**Task description**
From the first line to the last, retype the data below exactly.

**Records provided**

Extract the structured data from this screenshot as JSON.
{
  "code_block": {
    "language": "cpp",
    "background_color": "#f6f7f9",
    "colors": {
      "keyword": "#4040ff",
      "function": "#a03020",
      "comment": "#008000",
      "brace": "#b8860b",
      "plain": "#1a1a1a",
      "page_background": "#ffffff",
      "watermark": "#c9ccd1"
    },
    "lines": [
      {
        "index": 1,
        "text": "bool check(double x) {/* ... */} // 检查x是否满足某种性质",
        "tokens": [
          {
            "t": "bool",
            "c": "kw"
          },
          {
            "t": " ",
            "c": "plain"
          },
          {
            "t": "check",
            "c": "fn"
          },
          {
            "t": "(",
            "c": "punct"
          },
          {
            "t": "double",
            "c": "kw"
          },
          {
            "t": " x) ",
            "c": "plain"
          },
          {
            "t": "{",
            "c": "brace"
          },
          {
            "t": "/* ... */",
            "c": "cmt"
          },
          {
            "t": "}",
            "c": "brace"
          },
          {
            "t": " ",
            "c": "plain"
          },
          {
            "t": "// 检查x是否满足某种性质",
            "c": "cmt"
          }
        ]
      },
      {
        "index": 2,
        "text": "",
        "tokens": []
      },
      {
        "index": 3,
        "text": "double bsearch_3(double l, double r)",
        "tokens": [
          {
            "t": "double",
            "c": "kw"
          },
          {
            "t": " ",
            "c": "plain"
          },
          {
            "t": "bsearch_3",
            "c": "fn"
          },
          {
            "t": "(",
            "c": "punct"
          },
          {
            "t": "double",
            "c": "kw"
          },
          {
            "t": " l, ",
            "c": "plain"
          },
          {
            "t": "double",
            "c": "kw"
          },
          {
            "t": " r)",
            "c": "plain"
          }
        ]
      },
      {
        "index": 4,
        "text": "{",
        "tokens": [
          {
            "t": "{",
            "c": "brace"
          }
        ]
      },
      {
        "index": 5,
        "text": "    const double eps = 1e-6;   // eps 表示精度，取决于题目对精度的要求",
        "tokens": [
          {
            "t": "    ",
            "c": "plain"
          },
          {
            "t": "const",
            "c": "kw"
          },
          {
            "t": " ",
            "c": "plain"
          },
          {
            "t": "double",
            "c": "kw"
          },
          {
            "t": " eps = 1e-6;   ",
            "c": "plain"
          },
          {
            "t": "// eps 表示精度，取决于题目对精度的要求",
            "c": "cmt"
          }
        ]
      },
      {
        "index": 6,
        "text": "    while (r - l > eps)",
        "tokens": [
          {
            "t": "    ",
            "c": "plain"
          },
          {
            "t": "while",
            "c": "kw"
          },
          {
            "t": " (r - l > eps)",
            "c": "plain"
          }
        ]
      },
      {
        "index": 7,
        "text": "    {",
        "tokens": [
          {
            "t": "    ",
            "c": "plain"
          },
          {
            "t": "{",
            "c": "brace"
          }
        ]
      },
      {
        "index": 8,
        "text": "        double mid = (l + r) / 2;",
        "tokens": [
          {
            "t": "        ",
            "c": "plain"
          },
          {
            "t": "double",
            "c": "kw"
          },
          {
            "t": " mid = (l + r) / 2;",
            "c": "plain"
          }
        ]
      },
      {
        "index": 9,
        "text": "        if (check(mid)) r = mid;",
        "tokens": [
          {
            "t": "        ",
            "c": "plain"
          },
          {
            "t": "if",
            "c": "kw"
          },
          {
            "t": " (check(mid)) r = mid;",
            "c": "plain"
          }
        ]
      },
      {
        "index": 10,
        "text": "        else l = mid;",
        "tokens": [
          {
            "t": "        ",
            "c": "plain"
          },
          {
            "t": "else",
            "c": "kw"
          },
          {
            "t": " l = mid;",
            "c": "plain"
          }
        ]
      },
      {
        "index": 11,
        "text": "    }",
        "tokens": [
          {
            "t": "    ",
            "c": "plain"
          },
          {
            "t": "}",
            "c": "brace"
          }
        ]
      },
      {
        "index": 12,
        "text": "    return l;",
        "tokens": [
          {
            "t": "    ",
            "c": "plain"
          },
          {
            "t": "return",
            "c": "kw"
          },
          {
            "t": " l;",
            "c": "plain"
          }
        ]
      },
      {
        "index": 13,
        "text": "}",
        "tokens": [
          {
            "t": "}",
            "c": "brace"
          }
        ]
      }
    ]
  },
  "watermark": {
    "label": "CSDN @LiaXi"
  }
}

**Solution for this task**
Extract the structured data from this screenshot as JSON.
{
  "code_block": {
    "language": "cpp",
    "background_color": "#f6f7f9",
    "colors": {
      "keyword": "#4040ff",
      "function": "#a03020",
      "comment": "#008000",
      "brace": "#b8860b",
      "plain": "#1a1a1a",
      "page_background": "#ffffff",
      "watermark": "#c9ccd1"
    },
    "lines": [
      {
        "index": 1,
        "text": "bool check(double x) {/* ... */} // 检查x是否满足某种性质",
        "tokens": [
          {
            "t": "bool",
            "c": "kw"
          },
          {
            "t": " ",
            "c": "plain"
          },
          {
            "t": "check",
            "c": "fn"
          },
          {
            "t": "(",
            "c": "punct"
          },
          {
            "t": "double",
            "c": "kw"
          },
          {
            "t": " x) ",
            "c": "plain"
          },
          {
            "t": "{",
            "c": "brace"
          },
          {
            "t": "/* ... */",
            "c": "cmt"
          },
          {
            "t": "}",
            "c": "brace"
          },
          {
            "t": " ",
            "c": "plain"
          },
          {
            "t": "// 检查x是否满足某种性质",
            "c": "cmt"
          }
        ]
      },
      {
        "index": 2,
        "text": "",
        "tokens": []
      },
      {
        "index": 3,
        "text": "double bsearch_3(double l, double r)",
        "tokens": [
          {
            "t": "double",
            "c": "kw"
          },
          {
            "t": " ",
            "c": "plain"
          },
          {
            "t": "bsearch_3",
            "c": "fn"
          },
          {
            "t": "(",
            "c": "punct"
          },
          {
            "t": "double",
            "c": "kw"
          },
          {
            "t": " l, ",
            "c": "plain"
          },
          {
            "t": "double",
            "c": "kw"
          },
          {
            "t": " r)",
            "c": "plain"
          }
        ]
      },
      {
        "index": 4,
        "text": "{",
        "tokens": [
          {
            "t": "{",
            "c": "brace"
          }
        ]
      },
      {
        "index": 5,
        "text": "    const double eps = 1e-6;   // eps 表示精度，取决于题目对精度的要求",
        "tokens": [
          {
            "t": "    ",
            "c": "plain"
          },
          {
            "t": "const",
            "c": "kw"
          },
          {
            "t": " ",
            "c": "plain"
          },
          {
            "t": "double",
            "c": "kw"
          },
          {
            "t": " eps = 1e-6;   ",
            "c": "plain"
          },
          {
            "t": "// eps 表示精度，取决于题目对精度的要求",
            "c": "cmt"
          }
        ]
      },
      {
        "index": 6,
        "text": "    while (r - l > eps)",
        "tokens": [
          {
            "t": "    ",
            "c": "plain"
          },
          {
            "t": "while",
            "c": "kw"
          },
          {
            "t": " (r - l > eps)",
            "c": "plain"
          }
        ]
      },
      {
        "index": 7,
        "text": "    {",
        "tokens": [
          {
            "t": "    ",
            "c": "plain"
          },
          {
            "t": "{",
            "c": "brace"
          }
        ]
      },
      {
        "index": 8,
        "text": "        double mid = (l + r) / 2;",
        "tokens": [
          {
            "t": "        ",
            "c": "plain"
          },
          {
            "t": "double",
            "c": "kw"
          },
          {
            "t": " mid = (l + r) / 2;",
            "c": "plain"
          }
        ]
      },
      {
        "index": 9,
        "text": "        if (check(mid)) r = mid;",
        "tokens": [
          {
            "t": "        ",
            "c": "plain"
          },
          {
            "t": "if",
            "c": "kw"
          },
          {
            "t": " (check(mid)) r = mid;",
            "c": "plain"
          }
        ]
      },
      {
        "index": 10,
        "text": "        else l = mid;",
        "tokens": [
          {
            "t": "        ",
            "c": "plain"
          },
          {
            "t": "else",
            "c": "kw"
          },
          {
            "t": " l = mid;",
            "c": "plain"
          }
        ]
      },
      {
        "index": 11,
        "text": "    }",
        "tokens": [
          {
            "t": "    ",
            "c": "plain"
          },
          {
            "t": "}",
            "c": "brace"
          }
        ]
      },
      {
        "index": 12,
        "text": "    return l;",
        "tokens": [
          {
            "t": "    ",
            "c": "plain"
          },
          {
            "t": "return",
            "c": "kw"
          },
          {
            "t": " l;",
            "c": "plain"
          }
        ]
      },
      {
        "index": 13,
        "text": "}",
        "tokens": [
          {
            "t": "}",
            "c": "brace"
          }
        ]
      }
    ]
  },
  "watermark": {
    "label": "CSDN @LiaXi"
  }
}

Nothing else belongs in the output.